The fact is that you can’t look at this roster and pick more than one or two players who appear to be locked in for the future outside of Rhys Hoskins and Maikel Franco. You can probably lump in Scott Kingery because of the huge contract he was given by Matt Klentak, but he’s far from a proven talent at this point. And Hoskins is currently in the midst of another brutal slump. it certainly seems like when he’s off, so is the whole club.

As for everyone else? It boils down to this: you have to ask yourself as a fan, who else on this team impresses you? Cesar Hernandez? It feels like he hasn’t hit in two months. How about Odubel Herrera? Probably the most inconsistent player in the clubhouse, and it would not be surprising at all if he’s no longer in Philadelphia this time next year.

When these guys have been good, they’ve been pretty good. But when it’s counted the most, they’ve been anything but good, and that’s what’s concerning the most. The Phillies have to figure out who in this clubhouse is going to be the group that’s going to get it done for this team over the next decade because that’s anything from a sure thing right now.

End rant.

Now, let’s bring it back to the clubhouse because that’s really the focal point here. One thing that can’t be overlooked during the Phillies’ skid over this last month is the decisions made by Manager Gabe Kapler.

Phillies watch Nola’s 11 strikeouts go to complete waste. light. Related Story

Kapler’s love for analytics is well documented, and so is the fact that he’s used well over 100 different lineup combinations so far this season. That is astounding, and you have to start to wonder whether this is taking its toll behind closed doors.

Not only that, but the Phillies have a completely different roster now than they did at the start of the season, adding veterans Asdrubal Cabrera, Justin Bour, Jose Bautista, Aaron Loup, and Wilson Ramos during the trade period. That’s five new players added during the dog days of summer when the Phillies were right in the middle of the race for the division lead.

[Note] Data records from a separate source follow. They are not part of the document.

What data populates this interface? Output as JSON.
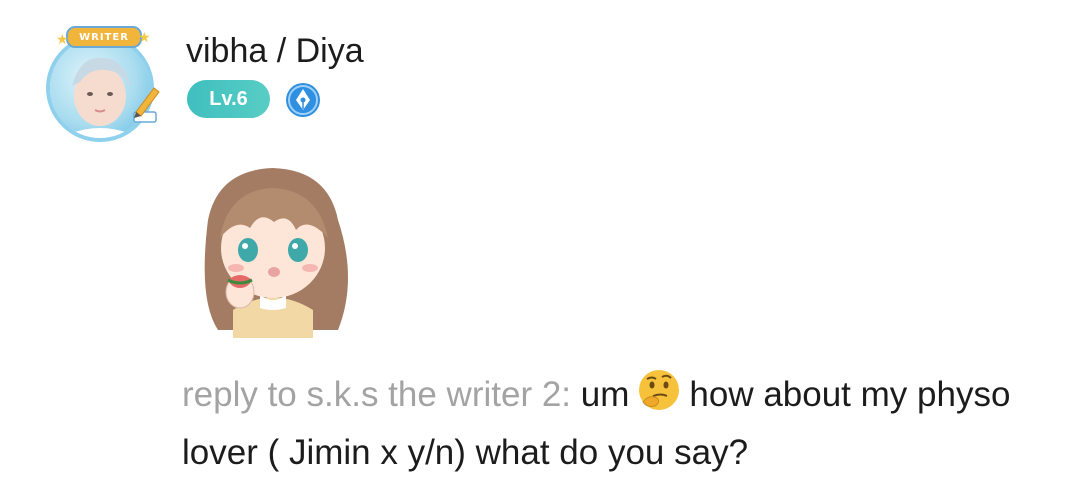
{
  "author": {
    "name": "vibha / Diya",
    "avatar_frame_label": "WRITER",
    "level": "Lv.6",
    "role_icon": "pen-nib-badge-icon"
  },
  "sticker": {
    "icon": "chibi-girl-eating-sticker"
  },
  "comment": {
    "reply_prefix": "reply to s.k.s the writer 2:",
    "text_before_emoji": "um",
    "emoji": "thinking-face-emoji",
    "text_after_emoji": "how about my physo lover ( Jimin x y/n) what do you say?"
  },
  "colors": {
    "level_badge": "#47c4c1",
    "role_badge": "#2f8fe0",
    "reply_prefix": "#a3a3a3",
    "text": "#1c1c1c"
  }
}
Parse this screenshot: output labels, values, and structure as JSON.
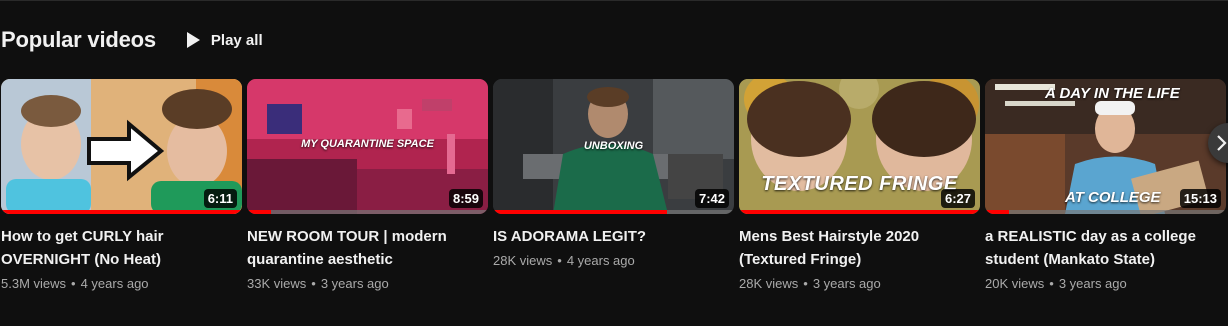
{
  "section": {
    "title": "Popular videos",
    "play_all_label": "Play all",
    "play_icon": "play-icon",
    "next_icon": "chevron-right-icon"
  },
  "colors": {
    "background": "#0f0f0f",
    "progress_red": "#ff0000",
    "meta_gray": "#aaaaaa"
  },
  "videos": [
    {
      "title": "How to get CURLY hair OVERNIGHT (No Heat)",
      "views": "5.3M views",
      "age": "4 years ago",
      "duration": "6:11",
      "overlay": "",
      "watched_fraction": 1.0
    },
    {
      "title": "NEW ROOM TOUR | modern quarantine aesthetic",
      "views": "33K views",
      "age": "3 years ago",
      "duration": "8:59",
      "overlay": "MY QUARANTINE SPACE",
      "watched_fraction": 0.1
    },
    {
      "title": "IS ADORAMA LEGIT?",
      "views": "28K views",
      "age": "4 years ago",
      "duration": "7:42",
      "overlay": "UNBOXING",
      "watched_fraction": 0.72
    },
    {
      "title": "Mens Best Hairstyle 2020 (Textured Fringe)",
      "views": "28K views",
      "age": "3 years ago",
      "duration": "6:27",
      "overlay": "TEXTURED FRINGE",
      "watched_fraction": 1.0
    },
    {
      "title": "a REALISTIC day as a college student (Mankato State)",
      "views": "20K views",
      "age": "3 years ago",
      "duration": "15:13",
      "overlay_top": "A DAY IN THE LIFE",
      "overlay": "AT COLLEGE",
      "watched_fraction": 0.1
    }
  ]
}
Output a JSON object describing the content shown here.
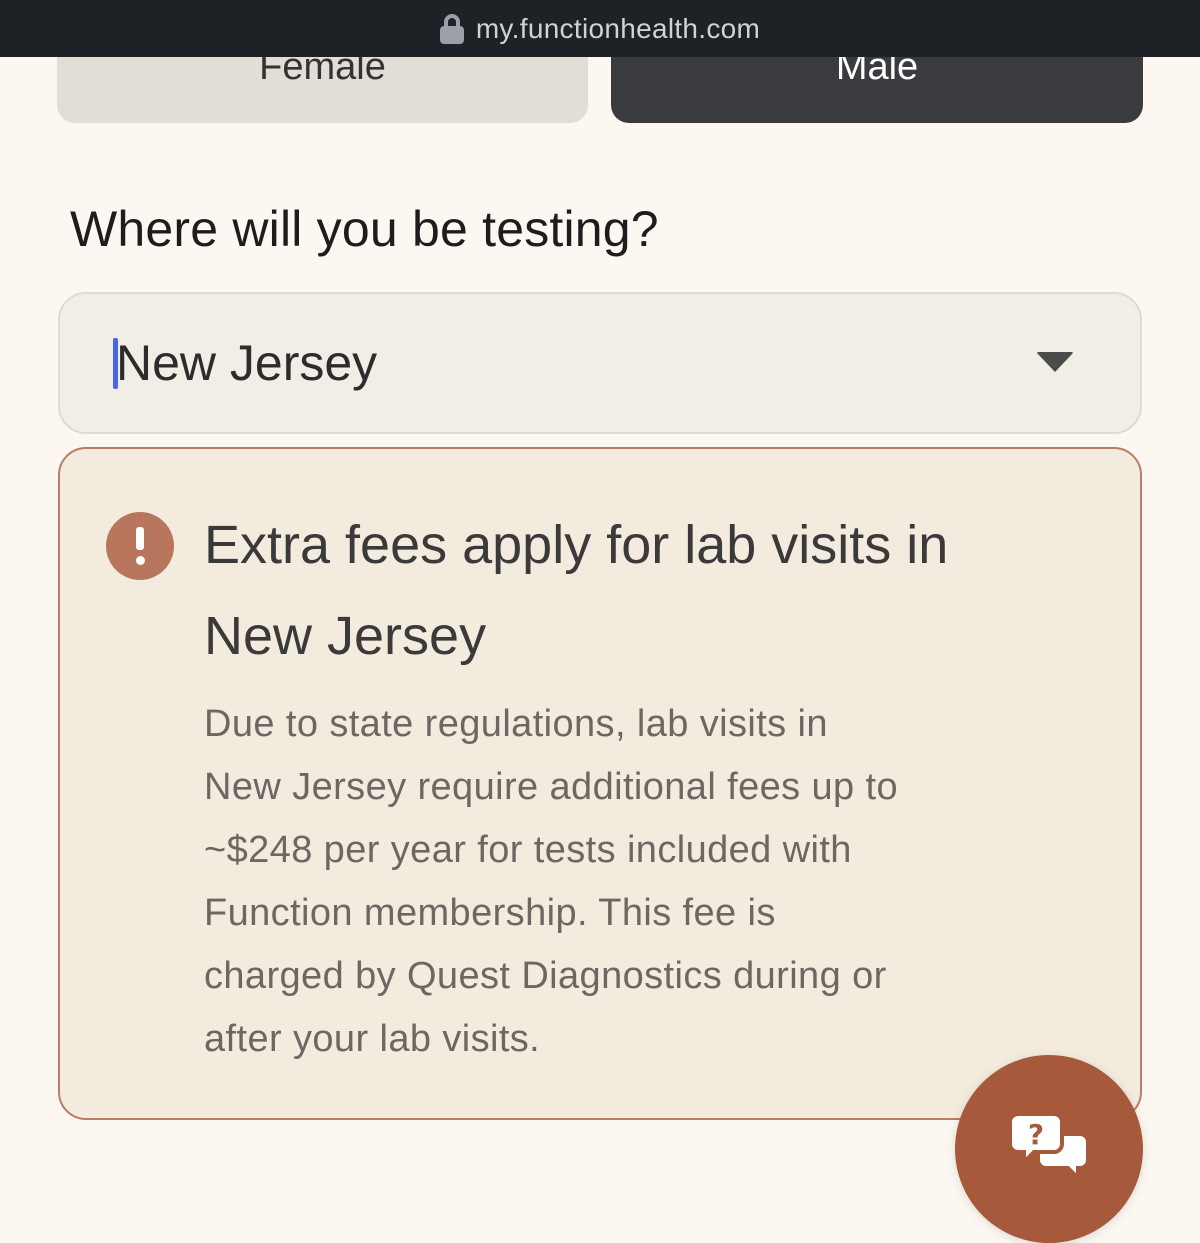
{
  "browser": {
    "url": "my.functionhealth.com",
    "lock_icon": "lock-icon"
  },
  "sex_toggle": {
    "options": [
      "Female",
      "Male"
    ],
    "selected": "Male"
  },
  "location": {
    "question": "Where will you be testing?",
    "selected_state": "New Jersey",
    "dropdown_icon": "chevron-down-icon"
  },
  "warning": {
    "icon": "alert-icon",
    "title_line1": "Extra fees apply for lab visits in",
    "title_line2": "New Jersey",
    "body_lines": [
      "Due to state regulations, lab visits in",
      "New Jersey require additional fees up to",
      "~$248 per year for tests included with",
      "Function membership. This fee is",
      "charged by Quest Diagnostics during or",
      "after your lab visits."
    ]
  },
  "help": {
    "icon": "help-chat-icon"
  },
  "colors": {
    "page_bg": "#fcf8f1",
    "urlbar_bg": "#1e2125",
    "selected_button": "#3a3b3f",
    "unselected_button": "#e1ded6",
    "warning_bg": "#f4ebdf",
    "warning_border": "#b87e64",
    "accent": "#a65a3b"
  }
}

While it’s impossible to know how these additions were received in the clubhouse, it’s probably fair to speculate that the natural reaction to these additions would include some level of concern about playing time amongst certain players.

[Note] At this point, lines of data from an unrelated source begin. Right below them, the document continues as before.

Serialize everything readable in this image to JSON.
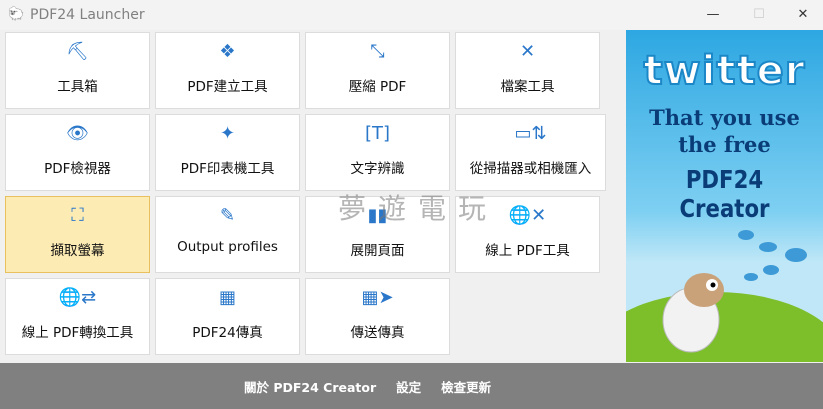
{
  "window": {
    "title": "PDF24 Launcher",
    "minimize": "—",
    "maximize": "☐",
    "close": "✕"
  },
  "tiles": [
    {
      "label": "工具箱",
      "icon": "toolbox-icon"
    },
    {
      "label": "PDF建立工具",
      "icon": "cubes-icon"
    },
    {
      "label": "壓縮 PDF",
      "icon": "compress-icon"
    },
    {
      "label": "檔案工具",
      "icon": "tools-icon"
    },
    {
      "label": "PDF檢視器",
      "icon": "eye-icon"
    },
    {
      "label": "PDF印表機工具",
      "icon": "printer-badge-icon"
    },
    {
      "label": "文字辨識",
      "icon": "ocr-icon"
    },
    {
      "label": "從掃描器或相機匯入",
      "icon": "scanner-icon"
    },
    {
      "label": "擷取螢幕",
      "icon": "screenshot-icon"
    },
    {
      "label": "Output profiles",
      "icon": "profile-edit-icon"
    },
    {
      "label": "展開頁面",
      "icon": "pages-icon"
    },
    {
      "label": "線上 PDF工具",
      "icon": "globe-tools-icon"
    },
    {
      "label": "線上 PDF轉換工具",
      "icon": "globe-convert-icon"
    },
    {
      "label": "PDF24傳真",
      "icon": "fax-icon"
    },
    {
      "label": "傳送傳真",
      "icon": "send-fax-icon"
    }
  ],
  "ad": {
    "brand": "twitter",
    "line1": "That you use",
    "line2": "the free",
    "line3": "PDF24 Creator"
  },
  "watermark": "夢遊電玩",
  "footer": {
    "about": "關於 PDF24 Creator",
    "settings": "設定",
    "update": "檢查更新"
  }
}
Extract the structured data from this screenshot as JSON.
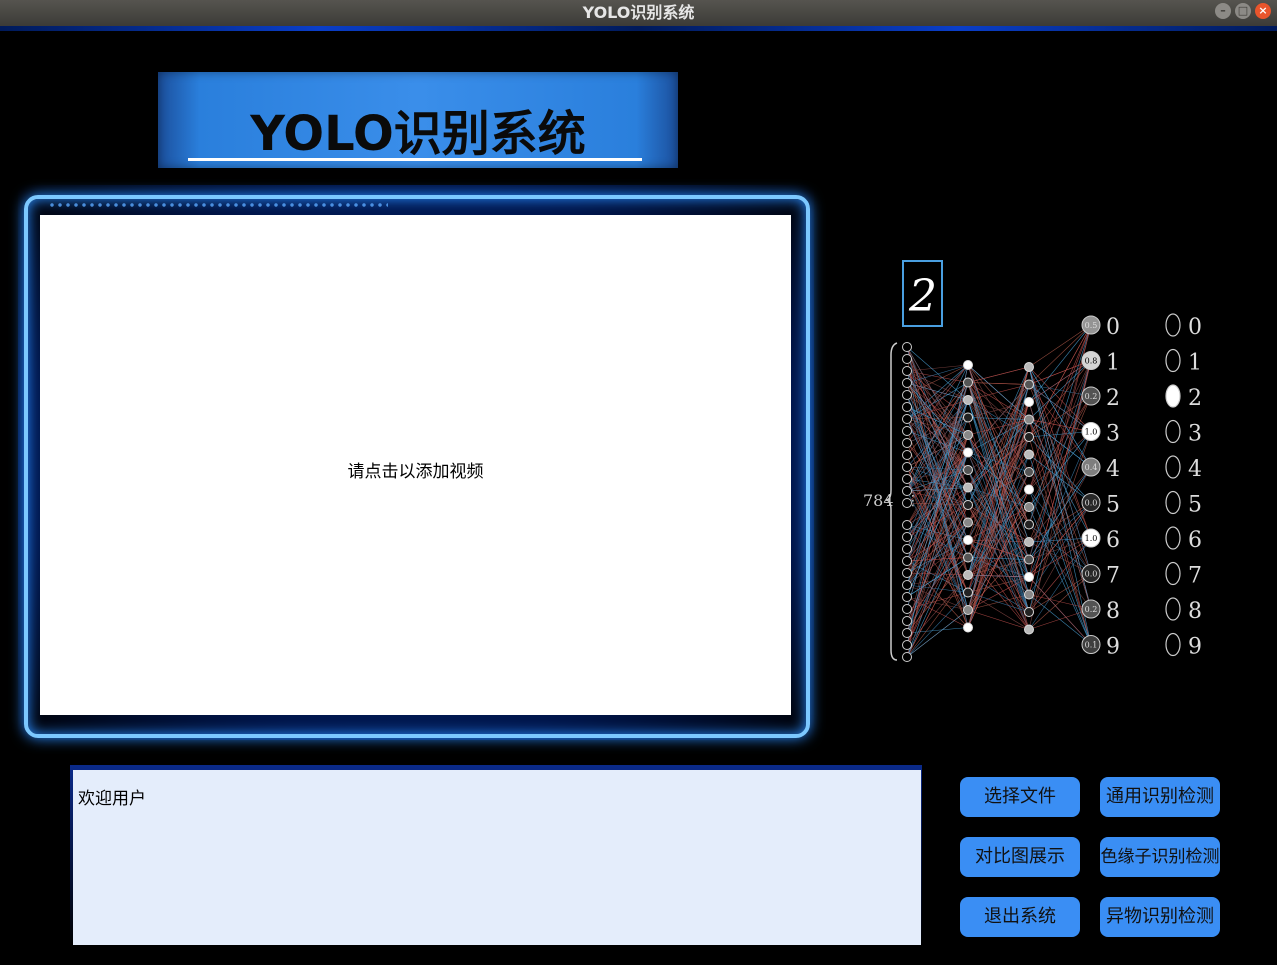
{
  "window": {
    "title": "YOLO识别系统"
  },
  "banner": {
    "title": "YOLO识别系统"
  },
  "video": {
    "placeholder": "请点击以添加视频"
  },
  "log": {
    "text": "欢迎用户"
  },
  "buttons": {
    "select_file": "选择文件",
    "general_detect": "通用识别检测",
    "compare_show": "对比图展示",
    "color_detect": "色缘子识别检测",
    "exit": "退出系统",
    "foreign_detect": "异物识别检测"
  },
  "network_illustration": {
    "digit_image": "2",
    "input_count": "784",
    "output_values": [
      "0.5",
      "0.8",
      "0.2",
      "1.0",
      "0.4",
      "0.0",
      "1.0",
      "0.0",
      "0.2",
      "0.1"
    ],
    "output_labels": [
      "0",
      "1",
      "2",
      "3",
      "4",
      "5",
      "6",
      "7",
      "8",
      "9"
    ],
    "result_labels": [
      "0",
      "1",
      "2",
      "3",
      "4",
      "5",
      "6",
      "7",
      "8",
      "9"
    ],
    "selected_result": "2"
  },
  "colors": {
    "accent": "#3a8ef4",
    "frame_glow": "#7cc8ff",
    "log_bg": "#e4edfb"
  }
}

This concern is only exacerbated by the fact that the manager simply either will not or cannot keep a consistent lineup together, either because right now he can’t put one together that he feels confident in, or because he’s so infatuated with the analytics that he’s failing to see the toll it’s taking on his team.

Just ask yourself: Wouldn’t you want to know if you were playing the next day? Wouldn’t you want to know if you might be called on to come out of the bullpen to get your team out of a jam if need be? How would you feel being told that you are only going to play when the numbers say it’s appropriate?

Again, this is speculative, but anyone who follows this team closely or knows baseball can see what’s happening with this Phillies team. They are imploding at the worst possible time and the team’s manager simply can’t see it. Lineups need to gel. Guys need to hit in the same spots consistently. it’s perfectly understandable to move guys up and down here and there in order to break slumps but to trot out a different lineup every day goes against baseball logic, no matter what the numbers say.

And if the players are miffed about these lineup decisions and taking that negative energy out onto the field and bringing it to the clubhouse each day, that would no doubt create the perfect cocktail of toxicity. It makes too much sense to be completely disregarded.

At this rate, it would be borderline miraculous if the Phillies somehow pulled out of this nosedive. One thing is for sure: the reliance on analytics may work to a certain degree, but it hasn’t helped this team at all when things have been at their worst. Kapler has done a marvelous job in his inaugural season as manager, but his undying love for numbers could also end up being his undoing. Not this year, and probably not the next year. But eventually, if he’s not careful.

Next. 3 reasons Ryan Howard will always be a fan favorite. dark

Perhaps there are bigger problems such as personnel, but it’s hard not to be concerned about the culture inside the clubhouse right now, and the manager is at the very epicenter of it all.